Another consideration is ‘what conditions are required for these cells?’ Unlike 2D cell models, 3D tissue models typically contain multiple cell types, for example, the NASH liver model uses four different cell types. Interestingly, we have found that when we worked with multiple cell types we did not need to provide as many growth factors, because the cells support each other as they would in the body, supplying many of the required growth factors. There is natural crosstalk occurring that, if you take one cell type in isolation, you need to replace.
What indicators are there that a tissue model accurately recapitulates the disease?
There are two key methods for assessing how closely the model reflects the clinical sample of a patient. One is looking under the microscope at the histology: in the case of the NASH liver model, the disease is traditionally diagnosed by biopsy of the liver in which we look for collagen fibrosis in the tissue, as well as small, spherical droplets of lipid that build up as fat deposits. Our 3D bioprinted model also has these pathologies when examined under the microscope. Importantly, NASH collagen fibres form in a specific pattern, which differentiates it from other related diseases, and it is matched by the pattern seen in the model.
The second is to explore which genes are expressed and whether the expression patterns match. The gene expression pattern in our bioprinted NASH model compares much more favourably than those of the animal models that are out there. For both these reasons we believe it provides a good picture of NASH.
How can a 3D bioprinted model be used to identify potential drug targets?
We look at gene expression patterns and compare them to that of normal cells in that tissue type. We try to suggest which differences are driving the disease, as opposed to those that have variable expression as a result of the disease.
Once these have been identified using algorithms and experimentation, we can knock out those genes we believe are causing the disease. Take the case of NASH again, if we can knock out a gene and it dramatically reduces the amount of collagen fibres that develop in the tissue, then that gene is a target for a drug therapy.
What are you excited about in the field of tissue models?
the more closely our model recreates the human disease, the better our understanding of whether a therapy will work”
I am excited about the potential for human cell models to replace animal models, and beyond that, how they can contribute to personalised medicine. Each of these models (if they are built using patient tissue samples) is essentially a mini clinical trial in which each patient can be studied separately. Theoretically, you could take cells from hundreds of donors, make bioprinted tissues for each and run the drug that you want to test to get a clear idea of how it works in a population before investing in a costly clinical trial.

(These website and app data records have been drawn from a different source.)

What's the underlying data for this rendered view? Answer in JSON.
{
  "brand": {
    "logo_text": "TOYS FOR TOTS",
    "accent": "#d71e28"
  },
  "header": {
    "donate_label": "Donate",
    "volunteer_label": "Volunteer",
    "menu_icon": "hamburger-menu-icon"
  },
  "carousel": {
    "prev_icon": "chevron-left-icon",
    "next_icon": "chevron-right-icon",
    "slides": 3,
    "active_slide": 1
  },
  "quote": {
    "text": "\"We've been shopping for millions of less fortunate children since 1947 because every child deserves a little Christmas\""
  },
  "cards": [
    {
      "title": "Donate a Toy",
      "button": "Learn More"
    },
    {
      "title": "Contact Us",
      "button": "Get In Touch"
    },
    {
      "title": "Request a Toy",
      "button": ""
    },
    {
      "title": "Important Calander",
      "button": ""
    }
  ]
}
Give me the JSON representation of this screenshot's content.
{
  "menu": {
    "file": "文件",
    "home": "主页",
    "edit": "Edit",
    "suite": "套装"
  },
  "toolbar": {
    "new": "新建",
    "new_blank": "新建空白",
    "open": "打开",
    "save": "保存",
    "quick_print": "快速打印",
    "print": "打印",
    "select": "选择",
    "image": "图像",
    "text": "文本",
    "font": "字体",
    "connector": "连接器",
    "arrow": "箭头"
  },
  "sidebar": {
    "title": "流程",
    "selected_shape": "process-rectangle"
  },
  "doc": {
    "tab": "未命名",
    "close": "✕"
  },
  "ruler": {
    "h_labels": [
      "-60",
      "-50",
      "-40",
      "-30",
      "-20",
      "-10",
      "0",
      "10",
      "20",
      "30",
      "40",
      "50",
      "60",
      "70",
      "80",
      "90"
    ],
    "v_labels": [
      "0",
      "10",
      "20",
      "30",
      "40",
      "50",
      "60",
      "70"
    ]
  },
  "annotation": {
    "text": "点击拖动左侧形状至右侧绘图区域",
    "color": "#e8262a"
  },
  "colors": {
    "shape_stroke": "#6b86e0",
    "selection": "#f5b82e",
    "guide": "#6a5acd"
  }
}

For example, when performing the bioprinted tissue testing, you may find a drug targeting a particular gene or protein works well in 60 percent of your sample population, but in the other 40 percent it has no effect. This information would allow pharma to design a clinical trial in which there is a greater chance of success, rather than a trial where 40 percent of the patients did not respond, for instance by requiring that participants have a specific gene expressed that makes them likely to benefit from treatment.
The other advantage of this approach for pharma is they can start the process from the beginning in the 40 percent who did not respond and identify what is different in their particular disease, and hopefully find a drug to combat it.
Essentially, 3D tissue models could cut costs and time taken to develop new drugs by enabling marker-based therapy selection and reducing the rate of failure in clinical settings.
Viscient Biosciences LLC
Keith Murphy (Viscient Biosciences)